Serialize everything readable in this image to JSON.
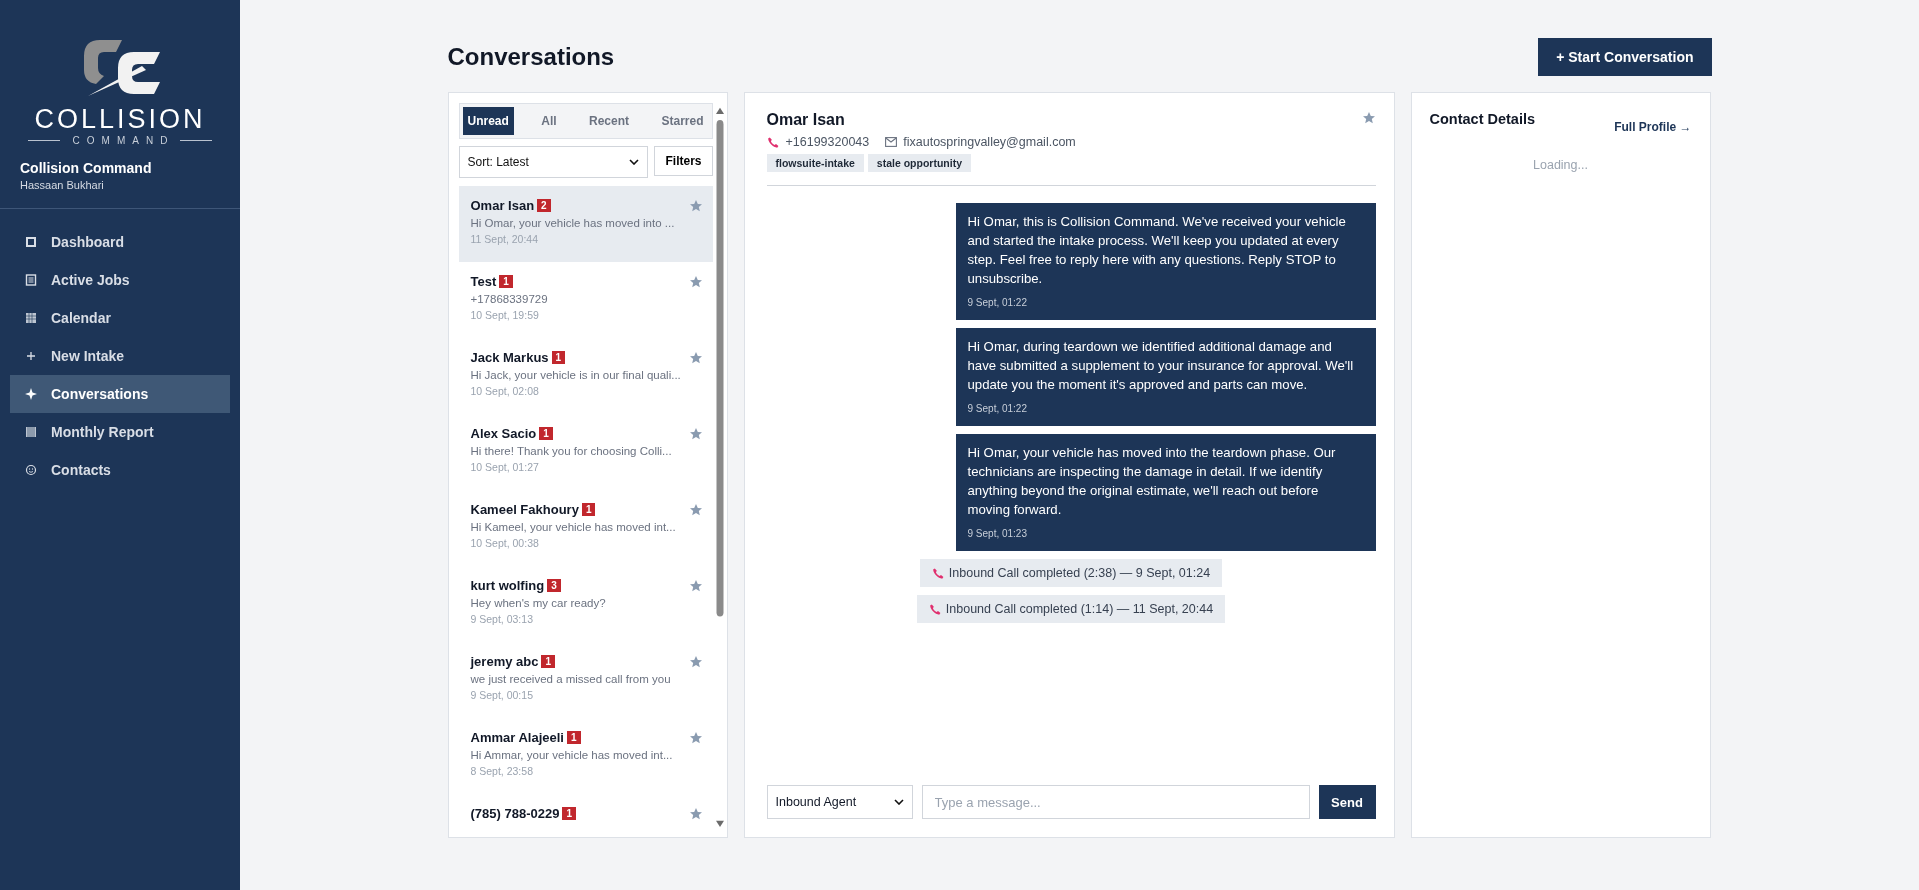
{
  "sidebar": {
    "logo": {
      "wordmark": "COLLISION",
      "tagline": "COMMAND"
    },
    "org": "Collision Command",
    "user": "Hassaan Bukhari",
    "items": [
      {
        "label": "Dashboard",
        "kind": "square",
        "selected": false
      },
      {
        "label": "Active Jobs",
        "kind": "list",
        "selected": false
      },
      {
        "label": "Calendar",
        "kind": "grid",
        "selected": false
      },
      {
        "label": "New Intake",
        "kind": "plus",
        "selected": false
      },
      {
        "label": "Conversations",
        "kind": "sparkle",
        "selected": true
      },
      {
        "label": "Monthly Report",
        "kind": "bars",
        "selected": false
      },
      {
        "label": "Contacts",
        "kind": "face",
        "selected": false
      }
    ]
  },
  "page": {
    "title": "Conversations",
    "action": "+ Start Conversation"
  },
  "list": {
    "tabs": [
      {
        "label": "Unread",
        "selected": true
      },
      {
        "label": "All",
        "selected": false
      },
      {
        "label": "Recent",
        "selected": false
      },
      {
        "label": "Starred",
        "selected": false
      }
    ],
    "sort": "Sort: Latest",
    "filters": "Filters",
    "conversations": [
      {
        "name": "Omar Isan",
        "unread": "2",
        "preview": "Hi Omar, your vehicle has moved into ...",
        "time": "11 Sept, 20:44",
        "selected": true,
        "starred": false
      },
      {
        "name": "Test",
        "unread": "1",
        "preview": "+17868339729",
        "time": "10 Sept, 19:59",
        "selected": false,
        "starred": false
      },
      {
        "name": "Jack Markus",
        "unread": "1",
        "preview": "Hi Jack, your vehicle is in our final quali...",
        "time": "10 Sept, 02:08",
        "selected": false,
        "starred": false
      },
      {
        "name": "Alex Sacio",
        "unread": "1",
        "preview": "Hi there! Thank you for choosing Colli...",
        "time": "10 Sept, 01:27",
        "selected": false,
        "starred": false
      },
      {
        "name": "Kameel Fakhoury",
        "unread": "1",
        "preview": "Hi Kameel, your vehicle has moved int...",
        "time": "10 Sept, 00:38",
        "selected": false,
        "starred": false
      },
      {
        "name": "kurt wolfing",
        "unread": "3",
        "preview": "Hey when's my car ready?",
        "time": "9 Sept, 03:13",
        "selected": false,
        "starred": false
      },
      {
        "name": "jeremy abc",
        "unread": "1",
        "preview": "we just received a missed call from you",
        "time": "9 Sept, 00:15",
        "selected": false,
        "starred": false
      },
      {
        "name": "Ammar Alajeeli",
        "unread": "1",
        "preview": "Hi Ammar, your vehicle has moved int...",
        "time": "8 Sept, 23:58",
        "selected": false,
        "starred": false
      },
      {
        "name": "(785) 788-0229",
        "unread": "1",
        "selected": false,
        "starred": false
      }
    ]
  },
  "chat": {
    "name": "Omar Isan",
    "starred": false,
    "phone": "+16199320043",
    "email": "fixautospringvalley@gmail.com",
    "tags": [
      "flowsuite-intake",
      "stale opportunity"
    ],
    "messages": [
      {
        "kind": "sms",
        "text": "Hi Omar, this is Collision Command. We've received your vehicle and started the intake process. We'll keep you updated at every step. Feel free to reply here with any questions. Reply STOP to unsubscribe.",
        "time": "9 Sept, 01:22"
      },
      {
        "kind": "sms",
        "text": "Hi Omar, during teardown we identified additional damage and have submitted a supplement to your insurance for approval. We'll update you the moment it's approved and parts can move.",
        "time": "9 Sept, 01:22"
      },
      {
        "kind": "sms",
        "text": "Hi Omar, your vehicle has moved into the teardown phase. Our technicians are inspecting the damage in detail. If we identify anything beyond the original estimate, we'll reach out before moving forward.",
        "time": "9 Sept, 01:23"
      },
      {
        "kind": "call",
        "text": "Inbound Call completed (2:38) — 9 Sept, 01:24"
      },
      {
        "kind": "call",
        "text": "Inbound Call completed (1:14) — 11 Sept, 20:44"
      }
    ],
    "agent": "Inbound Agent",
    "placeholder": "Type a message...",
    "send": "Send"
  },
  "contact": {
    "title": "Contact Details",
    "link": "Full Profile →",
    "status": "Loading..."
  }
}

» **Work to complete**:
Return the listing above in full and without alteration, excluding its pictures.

» **Exercise solution**:
Serialize everything readable in this image to JSON.
{
  "sidebar": {
    "logo": {
      "wordmark": "COLLISION",
      "tagline": "COMMAND"
    },
    "org": "Collision Command",
    "user": "Hassaan Bukhari",
    "items": [
      {
        "label": "Dashboard",
        "kind": "square",
        "selected": false
      },
      {
        "label": "Active Jobs",
        "kind": "list",
        "selected": false
      },
      {
        "label": "Calendar",
        "kind": "grid",
        "selected": false
      },
      {
        "label": "New Intake",
        "kind": "plus",
        "selected": false
      },
      {
        "label": "Conversations",
        "kind": "sparkle",
        "selected": true
      },
      {
        "label": "Monthly Report",
        "kind": "bars",
        "selected": false
      },
      {
        "label": "Contacts",
        "kind": "face",
        "selected": false
      }
    ]
  },
  "page": {
    "title": "Conversations",
    "action": "+ Start Conversation"
  },
  "list": {
    "tabs": [
      {
        "label": "Unread",
        "selected": true
      },
      {
        "label": "All",
        "selected": false
      },
      {
        "label": "Recent",
        "selected": false
      },
      {
        "label": "Starred",
        "selected": false
      }
    ],
    "sort": "Sort: Latest",
    "filters": "Filters",
    "conversations": [
      {
        "name": "Omar Isan",
        "unread": "2",
        "preview": "Hi Omar, your vehicle has moved into ...",
        "time": "11 Sept, 20:44",
        "selected": true,
        "starred": false
      },
      {
        "name": "Test",
        "unread": "1",
        "preview": "+17868339729",
        "time": "10 Sept, 19:59",
        "selected": false,
        "starred": false
      },
      {
        "name": "Jack Markus",
        "unread": "1",
        "preview": "Hi Jack, your vehicle is in our final quali...",
        "time": "10 Sept, 02:08",
        "selected": false,
        "starred": false
      },
      {
        "name": "Alex Sacio",
        "unread": "1",
        "preview": "Hi there! Thank you for choosing Colli...",
        "time": "10 Sept, 01:27",
        "selected": false,
        "starred": false
      },
      {
        "name": "Kameel Fakhoury",
        "unread": "1",
        "preview": "Hi Kameel, your vehicle has moved int...",
        "time": "10 Sept, 00:38",
        "selected": false,
        "starred": false
      },
      {
        "name": "kurt wolfing",
        "unread": "3",
        "preview": "Hey when's my car ready?",
        "time": "9 Sept, 03:13",
        "selected": false,
        "starred": false
      },
      {
        "name": "jeremy abc",
        "unread": "1",
        "preview": "we just received a missed call from you",
        "time": "9 Sept, 00:15",
        "selected": false,
        "starred": false
      },
      {
        "name": "Ammar Alajeeli",
        "unread": "1",
        "preview": "Hi Ammar, your vehicle has moved int...",
        "time": "8 Sept, 23:58",
        "selected": false,
        "starred": false
      },
      {
        "name": "(785) 788-0229",
        "unread": "1",
        "selected": false,
        "starred": false
      }
    ]
  },
  "chat": {
    "name": "Omar Isan",
    "starred": false,
    "phone": "+16199320043",
    "email": "fixautospringvalley@gmail.com",
    "tags": [
      "flowsuite-intake",
      "stale opportunity"
    ],
    "messages": [
      {
        "kind": "sms",
        "text": "Hi Omar, this is Collision Command. We've received your vehicle and started the intake process. We'll keep you updated at every step. Feel free to reply here with any questions. Reply STOP to unsubscribe.",
        "time": "9 Sept, 01:22"
      },
      {
        "kind": "sms",
        "text": "Hi Omar, during teardown we identified additional damage and have submitted a supplement to your insurance for approval. We'll update you the moment it's approved and parts can move.",
        "time": "9 Sept, 01:22"
      },
      {
        "kind": "sms",
        "text": "Hi Omar, your vehicle has moved into the teardown phase. Our technicians are inspecting the damage in detail. If we identify anything beyond the original estimate, we'll reach out before moving forward.",
        "time": "9 Sept, 01:23"
      },
      {
        "kind": "call",
        "text": "Inbound Call completed (2:38) — 9 Sept, 01:24"
      },
      {
        "kind": "call",
        "text": "Inbound Call completed (1:14) — 11 Sept, 20:44"
      }
    ],
    "agent": "Inbound Agent",
    "placeholder": "Type a message...",
    "send": "Send"
  },
  "contact": {
    "title": "Contact Details",
    "link": "Full Profile →",
    "status": "Loading..."
  }
}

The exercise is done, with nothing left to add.